Vaginismus is reflexive tightening around the vagina when vaginal entry is attempted or completed (eg, using a penis, finger, or dildo) despite women's expressed desire for penetration and despite the absence of any structural or other physical abnormalities.
Vaginismus usually results from fear that intercourse will be painful; it usually begins with the first attempt at sexual intercourse. It may develop later after periods of stress. Women may develop a phobia-like avoidance of penetration. Most women with vaginismus thus cannot tolerate full or often even partial penetration. Some cannot tolerate insertion of a tampon or have never wanted to try.
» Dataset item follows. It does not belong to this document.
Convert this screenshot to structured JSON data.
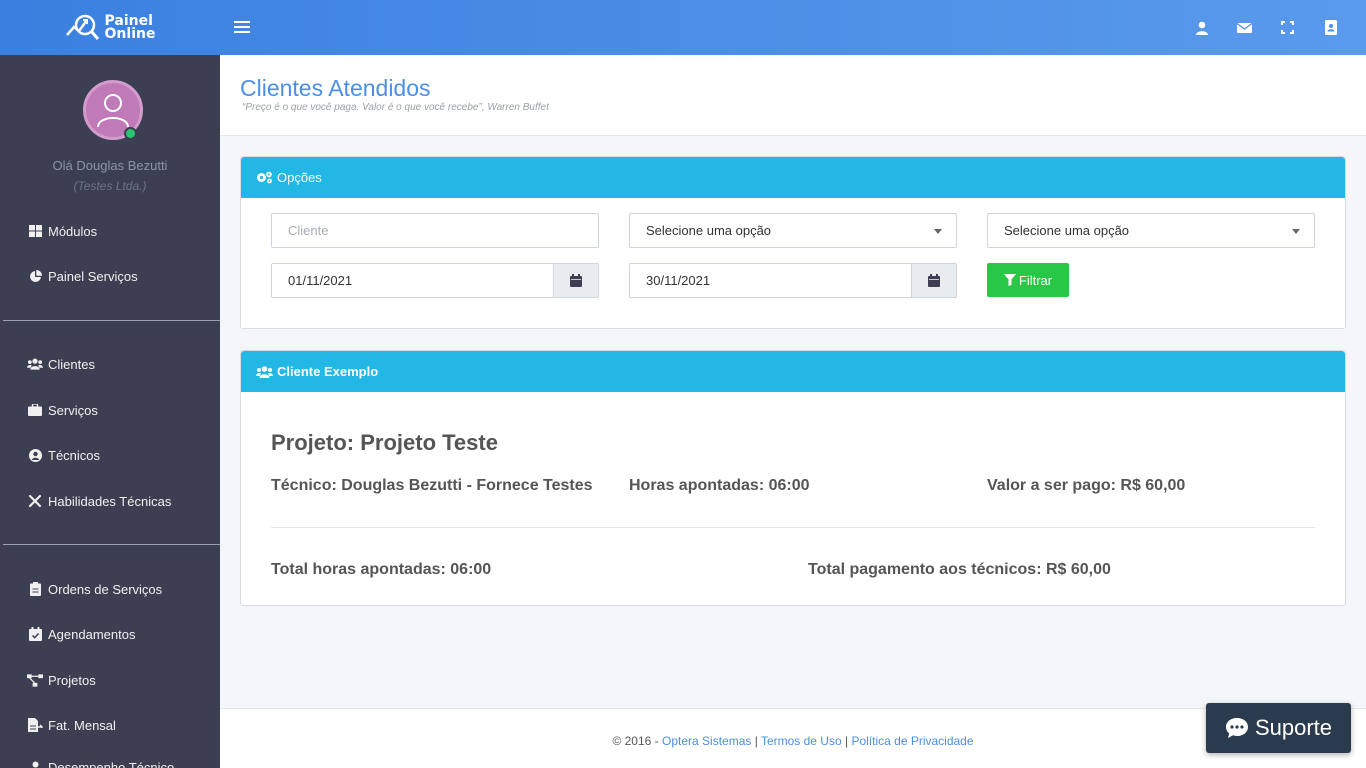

However, most women with vaginismus enjoy nonpenetrative sexual activity.
Reflex muscle tightening can also accompany dyspareunia of any cause, thereby adding to the pain and difficulty with entry. Women anticipate a recurrence of pain when intercourse is initiated, and muscles tighten, making attempts at sexual intercourse even more painful.
Diagnosis is suspected based on symptoms. Physical abnormalities that cause pain, such as those that cause dyspareunia should be excluded by physical examination. However, the condition itself makes examination difficult. One strategy is to initiate treatment as described below and defer the confirmatory examination. When the examination is done, the physician can give the patient a sense of control by having her sit up and view her genitals using a mirror. The woman then spreads her labia and inserts her or the examiner's gloved finger past the hymen as she bears down. This simple digital examination can simultaneously confirm a normal vagina and the presumed diagnosis of vaginismus.
Women progressively accustom themselves to self-touch near, on, and then through the introitus.
Some men experience situational erectile dysfunction in this process and may benefit from a phosphodiesterase inhibitor.
Last full review/revision January 2009 by Rosemary Basson, MD, FRCP(UK)
Content last modified October 2010